The saying goes that money is power, but even the smallest purchases can make a powerful impact. Being more thoughtful about what we buy and where we buy it can change the world. Global Gifts makes it easy to be a conscientious consumer who makes a difference — one artisan at a time — with beautiful jewelry, accessories, and home goods at fair prices. Click here to read more about Global Gifts’ fair trade business model and their artisans from around the world.
“Bloomington is at a crossroads — culturally, civically, and economically,” says writer Sean Starowitz, assistant director of the arts for the City of Bloomington. Touching on all of these is our bicycle and pedestrian infrastructure. While many people say they want a friendlier biking and walking town, “the car dominates its urban fabric and infrastructure.” Click here to read the full story.

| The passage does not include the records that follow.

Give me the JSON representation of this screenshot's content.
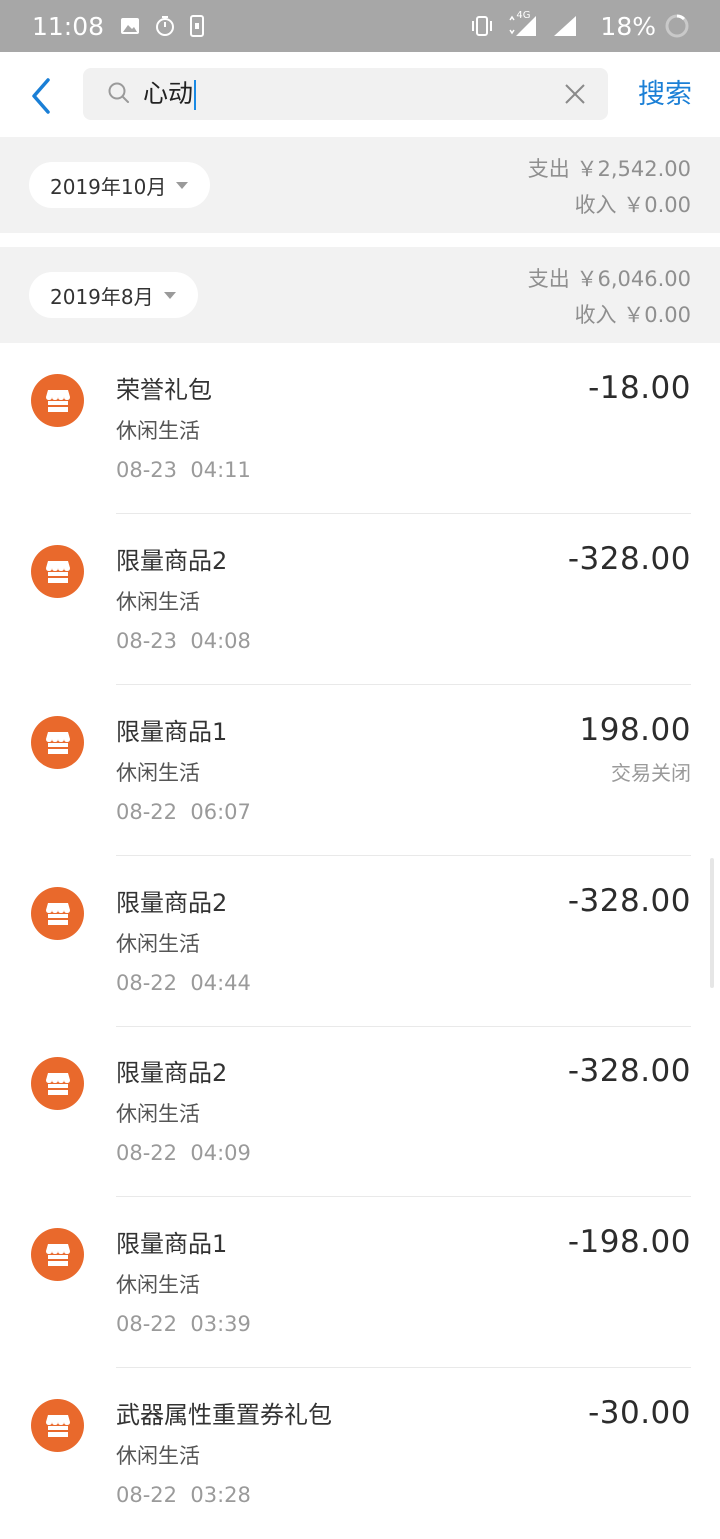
{
  "status_bar": {
    "time": "11:08",
    "network": "4G",
    "battery": "18%"
  },
  "search": {
    "value": "心动",
    "submit_label": "搜索"
  },
  "months": [
    {
      "label": "2019年10月",
      "expense": "支出 ￥2,542.00",
      "income": "收入 ￥0.00"
    },
    {
      "label": "2019年8月",
      "expense": "支出 ￥6,046.00",
      "income": "收入 ￥0.00"
    }
  ],
  "transactions": [
    {
      "title": "荣誉礼包",
      "category": "休闲生活",
      "time": "08-23  04:11",
      "amount": "-18.00",
      "note": ""
    },
    {
      "title": "限量商品2",
      "category": "休闲生活",
      "time": "08-23  04:08",
      "amount": "-328.00",
      "note": ""
    },
    {
      "title": "限量商品1",
      "category": "休闲生活",
      "time": "08-22  06:07",
      "amount": "198.00",
      "note": "交易关闭"
    },
    {
      "title": "限量商品2",
      "category": "休闲生活",
      "time": "08-22  04:44",
      "amount": "-328.00",
      "note": ""
    },
    {
      "title": "限量商品2",
      "category": "休闲生活",
      "time": "08-22  04:09",
      "amount": "-328.00",
      "note": ""
    },
    {
      "title": "限量商品1",
      "category": "休闲生活",
      "time": "08-22  03:39",
      "amount": "-198.00",
      "note": ""
    },
    {
      "title": "武器属性重置券礼包",
      "category": "休闲生活",
      "time": "08-22  03:28",
      "amount": "-30.00",
      "note": ""
    }
  ],
  "icons": {
    "back": "chevron-left-icon",
    "search": "search-icon",
    "clear": "close-icon",
    "merchant": "shop-icon"
  },
  "colors": {
    "accent": "#1a7fd6",
    "merchant_icon": "#e9692c",
    "status_bar": "#a7a7a7"
  }
}
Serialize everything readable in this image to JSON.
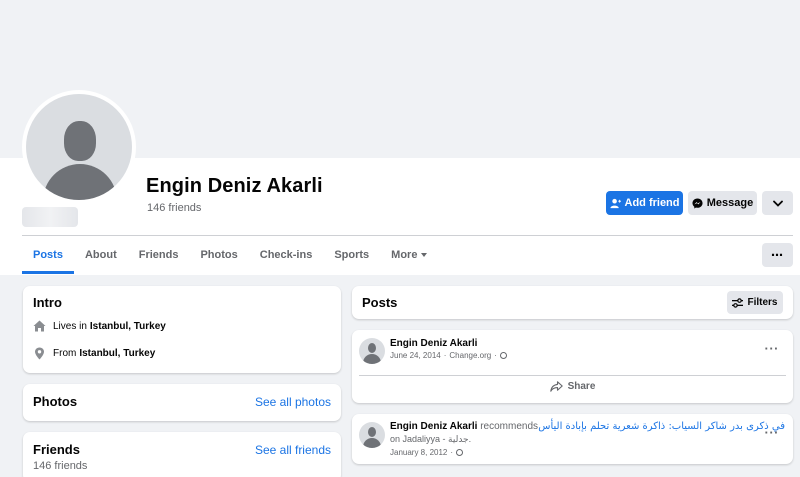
{
  "profile": {
    "name": "Engin Deniz Akarli",
    "friends_count": "146 friends"
  },
  "actions": {
    "add_friend": "Add friend",
    "message": "Message",
    "more_options": "⋯"
  },
  "tabs": [
    {
      "label": "Posts",
      "active": true
    },
    {
      "label": "About"
    },
    {
      "label": "Friends"
    },
    {
      "label": "Photos"
    },
    {
      "label": "Check-ins"
    },
    {
      "label": "Sports"
    },
    {
      "label": "More"
    }
  ],
  "intro": {
    "title": "Intro",
    "lives_prefix": "Lives in",
    "lives_place": "Istanbul, Turkey",
    "from_prefix": "From",
    "from_place": "Istanbul, Turkey"
  },
  "photos": {
    "title": "Photos",
    "link": "See all photos"
  },
  "friends": {
    "title": "Friends",
    "link": "See all friends",
    "count": "146 friends"
  },
  "posts": {
    "title": "Posts",
    "filters": "Filters",
    "items": [
      {
        "author": "Engin Deniz Akarli",
        "date": "June 24, 2014",
        "source": "Change.org",
        "share": "Share"
      },
      {
        "author": "Engin Deniz Akarli",
        "verb": "recommends",
        "title_ar": "في ذكرى بدر شاكر السياب: ذاكرة شعرية تحلم بإبادة اليأس",
        "on": "on Jadaliyya - جدلية.",
        "date": "January 8, 2012"
      }
    ]
  },
  "colors": {
    "accent": "#1b74e4",
    "background": "#f0f2f5",
    "card": "#ffffff",
    "muted_text": "#65676b"
  }
}
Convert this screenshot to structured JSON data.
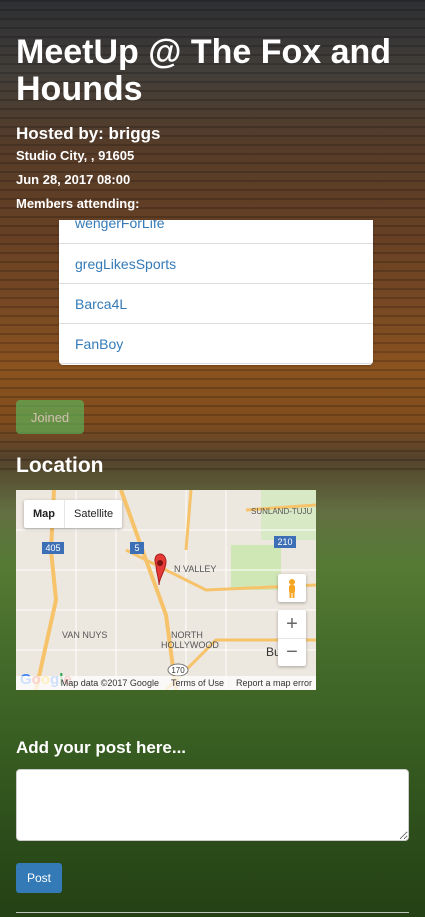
{
  "event": {
    "title": "MeetUp @ The Fox and Hounds",
    "host_text": "Hosted by: briggs",
    "address": "Studio City, , 91605",
    "datetime": "Jun 28, 2017 08:00",
    "members_label": "Members attending:"
  },
  "members": [
    "wengerForLife",
    "gregLikesSports",
    "Barca4L",
    "FanBoy"
  ],
  "joined_button": "Joined",
  "location": {
    "heading": "Location",
    "map": {
      "type_map": "Map",
      "type_satellite": "Satellite",
      "labels": {
        "sunland": "SUNLAND-TUJU",
        "valley": "N VALLEY",
        "van_nuys": "VAN NUYS",
        "north_hollywood": "NORTH\nHOLLYWOOD",
        "burbank": "Bu     nk",
        "i405": "405",
        "i5": "5",
        "r210": "210",
        "r170": "170"
      },
      "zoom_in": "+",
      "zoom_out": "−",
      "google": "Google",
      "footer": {
        "data": "Map data ©2017 Google",
        "terms": "Terms of Use",
        "report": "Report a map error"
      }
    }
  },
  "post": {
    "heading": "Add your post here...",
    "placeholder": "",
    "button": "Post"
  },
  "colors": {
    "link": "#337ab7",
    "joined": "#5cb85c",
    "post_button": "#337ab7",
    "marker": "#e53935"
  }
}
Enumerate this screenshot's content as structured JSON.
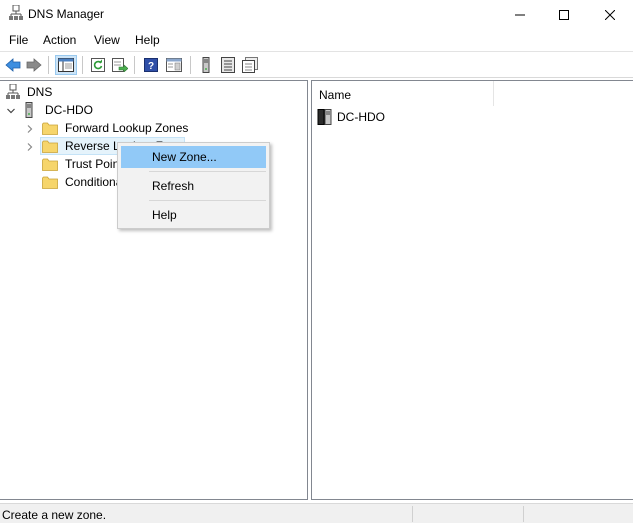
{
  "window": {
    "title": "DNS Manager",
    "icons": {
      "app": "dns-manager-icon",
      "minimize": "minimize-icon",
      "maximize": "maximize-icon",
      "close": "close-icon"
    }
  },
  "menu": {
    "file": "File",
    "action": "Action",
    "view": "View",
    "help": "Help"
  },
  "toolbar": {
    "buttons": [
      "back-icon",
      "forward-icon",
      "show-hide-console-tree-icon",
      "refresh-icon",
      "export-list-icon",
      "help-icon",
      "properties-icon",
      "server-icon",
      "list-view-icon",
      "detail-view-icon"
    ]
  },
  "tree": {
    "root": "DNS",
    "server": "DC-HDO",
    "children": [
      "Forward Lookup Zones",
      "Reverse Lookup Zones",
      "Trust Points",
      "Conditional Forwarders"
    ]
  },
  "list": {
    "column_name": "Name",
    "items": [
      "DC-HDO"
    ]
  },
  "context_menu": {
    "items": [
      "New Zone...",
      "Refresh",
      "Help"
    ],
    "highlighted": "New Zone..."
  },
  "status": {
    "text": "Create a new zone."
  },
  "colors": {
    "menu_hover": "#91c9f7",
    "tree_selection": "#e5f3fb",
    "folder": "#f6d56b"
  }
}
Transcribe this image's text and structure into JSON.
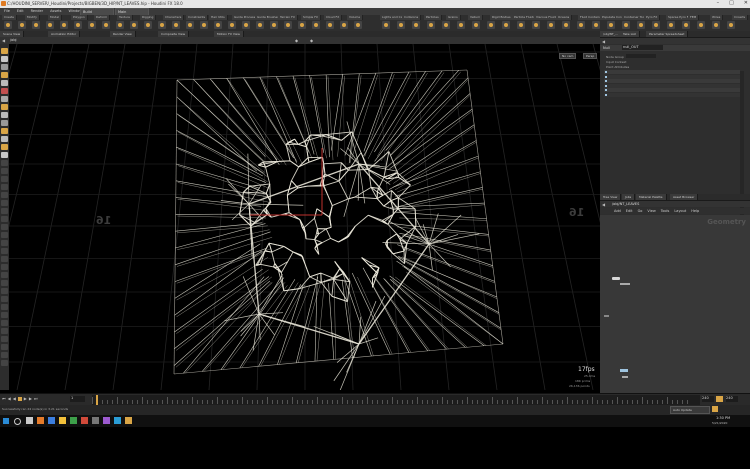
{
  "window": {
    "title": "C:/HOUDINI_SERVER/_Houdini/Projects/BIGBEN/3D_HIP/NT_LEAVES.hip - Houdini FX 18.0"
  },
  "menubar": {
    "items": [
      "File",
      "Edit",
      "Render",
      "Assets",
      "Windows",
      "Help"
    ],
    "desktop": "Build",
    "shelf_set": "Main"
  },
  "shelf": {
    "tabs": [
      "Create",
      "Modify",
      "Model",
      "Polygon",
      "Deform",
      "Texture",
      "Rigging",
      "Characters",
      "Constraints",
      "Hair Utils",
      "Guide Process",
      "Guide Brushes",
      "Terrain FX",
      "Simple FX",
      "Cloud FX",
      "Volume"
    ],
    "tabs_right": [
      "Lights and Cameras",
      "Collisions",
      "Particles",
      "Grains",
      "Vellum",
      "Rigid Bodies",
      "Particle Fluids",
      "Viscous Fluids",
      "Oceans",
      "Fluid Containers",
      "Populate Containers",
      "Container Tools",
      "Pyro FX",
      "Sparse Pyro FX",
      "FEM",
      "Wires",
      "Crowds",
      "Drive Simulation"
    ]
  },
  "pane_tabs": {
    "items": [
      "Scene View",
      "Animation Editor",
      "Render View",
      "Composite View",
      "Motion FX View"
    ],
    "path": "/obj"
  },
  "viewport": {
    "camera_menu": "No cam",
    "persp_menu": "Persp",
    "grid_label_left": "16",
    "grid_label_right": "16",
    "fps": "17fps",
    "stats_line1": "25.4ms",
    "stats_line2": "18K  prims",
    "stats_line3": "26,136 points"
  },
  "right_top": {
    "tabs": [
      "/obj/NT_...",
      "Take List",
      "Parameter Spreadsheet"
    ],
    "node_type": "Null",
    "node_name": "null_OUT",
    "params": [
      "Node Group",
      "Input Context",
      "Point Attributes"
    ]
  },
  "network": {
    "tabs": [
      "Tree View",
      "Jobs",
      "Material Palette",
      "Asset Browser"
    ],
    "path": "/obj/NT_LEAVES",
    "menu": [
      "Add",
      "Edit",
      "Go",
      "View",
      "Tools",
      "Layout",
      "Help"
    ],
    "context_label": "Geometry"
  },
  "timeline": {
    "frame": "1",
    "start": "1",
    "end": "240",
    "end2": "240"
  },
  "statusbar": {
    "message": "Successfully ran 24 node(s) in 3.21 seconds",
    "auto_update": "Auto Update"
  },
  "taskbar": {
    "time": "1:30 PM",
    "date": "5/21/2020"
  },
  "colors": {
    "accent": "#d9a546",
    "viewport_bg": "#000000",
    "mesh_line": "#e9e6d8",
    "axis_x": "#c0322e",
    "axis_y": "#c0322e"
  }
}
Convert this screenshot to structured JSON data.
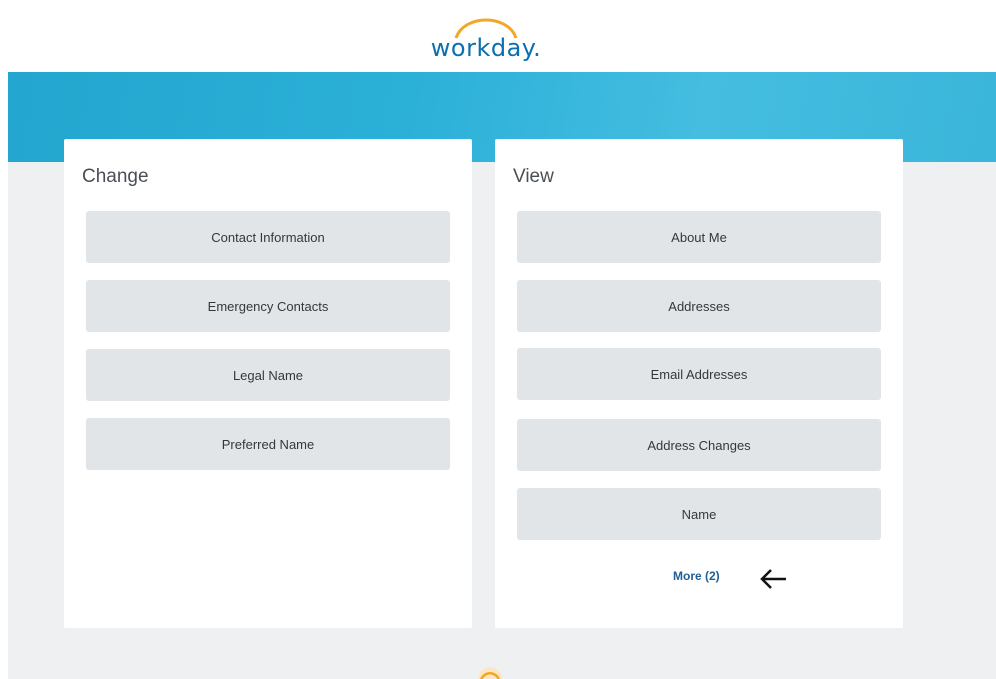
{
  "app": {
    "logo_text": "workday."
  },
  "change_card": {
    "title": "Change",
    "items": [
      {
        "label": "Contact Information"
      },
      {
        "label": "Emergency Contacts"
      },
      {
        "label": "Legal Name"
      },
      {
        "label": "Preferred Name"
      }
    ]
  },
  "view_card": {
    "title": "View",
    "items": [
      {
        "label": "About Me"
      },
      {
        "label": "Addresses"
      },
      {
        "label": "Email Addresses"
      },
      {
        "label": "Address Changes"
      },
      {
        "label": "Name"
      }
    ],
    "more_label": "More (2)"
  },
  "icons": {
    "logo_arc": "sun-arc-icon",
    "annotation_arrow": "arrow-left-icon",
    "footer_logo": "workday-mark-icon"
  },
  "colors": {
    "banner": "#2bb0d8",
    "logo_arc": "#f5a623",
    "logo_text": "#0b6fb0",
    "tile_bg": "#e2e5e8",
    "link": "#1f5f95",
    "canvas_bg": "#eef0f2"
  }
}
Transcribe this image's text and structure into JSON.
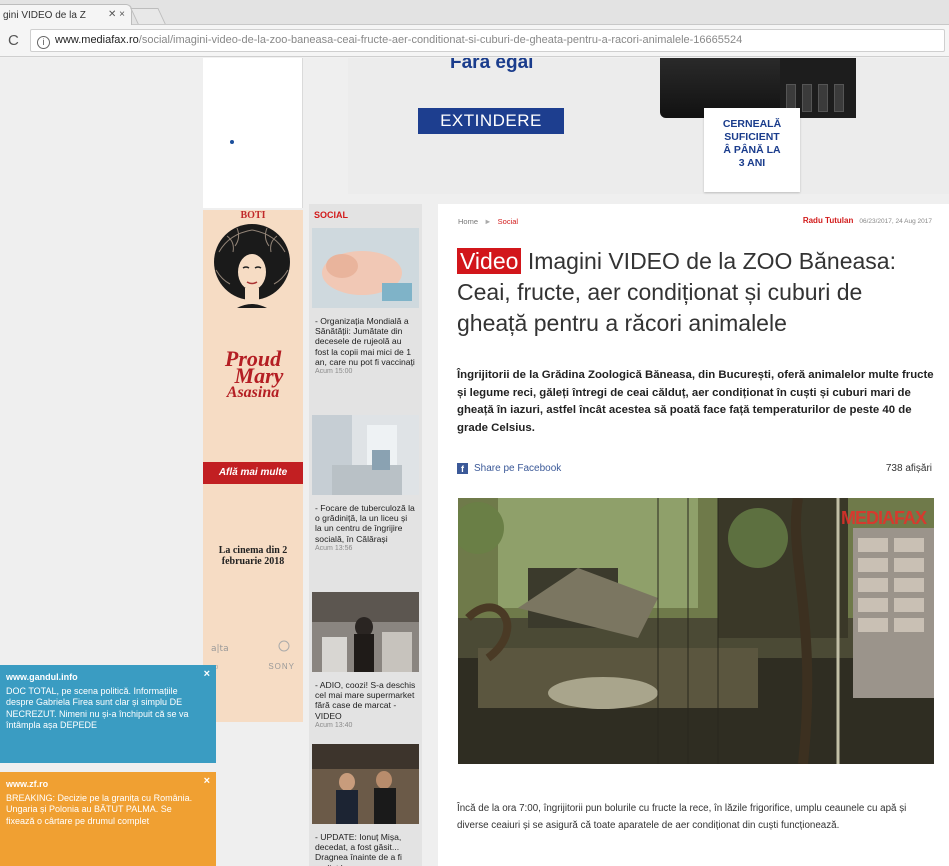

For the third straight year, students in Rachel Bahr’s English 11 class at the Academy of Science and Entrepreneurship have explored a specific place that has special meaning to them — from their own backyard to Griffy Lake to high above the city. In 15 immersive audio tours, they each share their unique sense of place. Click here to watch their videos!
Rounding Third is a sharp comedy by Cardinal Stage about the contrasting styles of two Little League coaches who “act more childish than the kids they coach!” says Director Matt Decker. Writer Julie Warren calls it “a complex show, with developed characters and realistic conflict that make the jokes hit even harder.” Click here to read about Cardinal Stage’s next show Rounding Third.
“Everything inside me — starting with my name, Vauhxx — spoke to me and said I had to speak up,” says Vauhxx Booker, spokesperson for Bloomington’s Black Lives Matter. He also spoke with writer Michael G. Glab about his family’s deep-rooted American history, his shy childhood, and his potential plans for public office in Bloomington. Click here to read the full story.
‘The Goat, or Who is Sylvia?’ is “a difficult play for both directors and actors,” writes LP’s performance columnist Jennifer Pacenza. But IU’s production of this Tony Award-winning play by Edward Albee is also “emotional but liberating,” one that will give audiences “a flurry of emotions — love, betrayal, disgust, pity, and delight.” Click here to read the full story.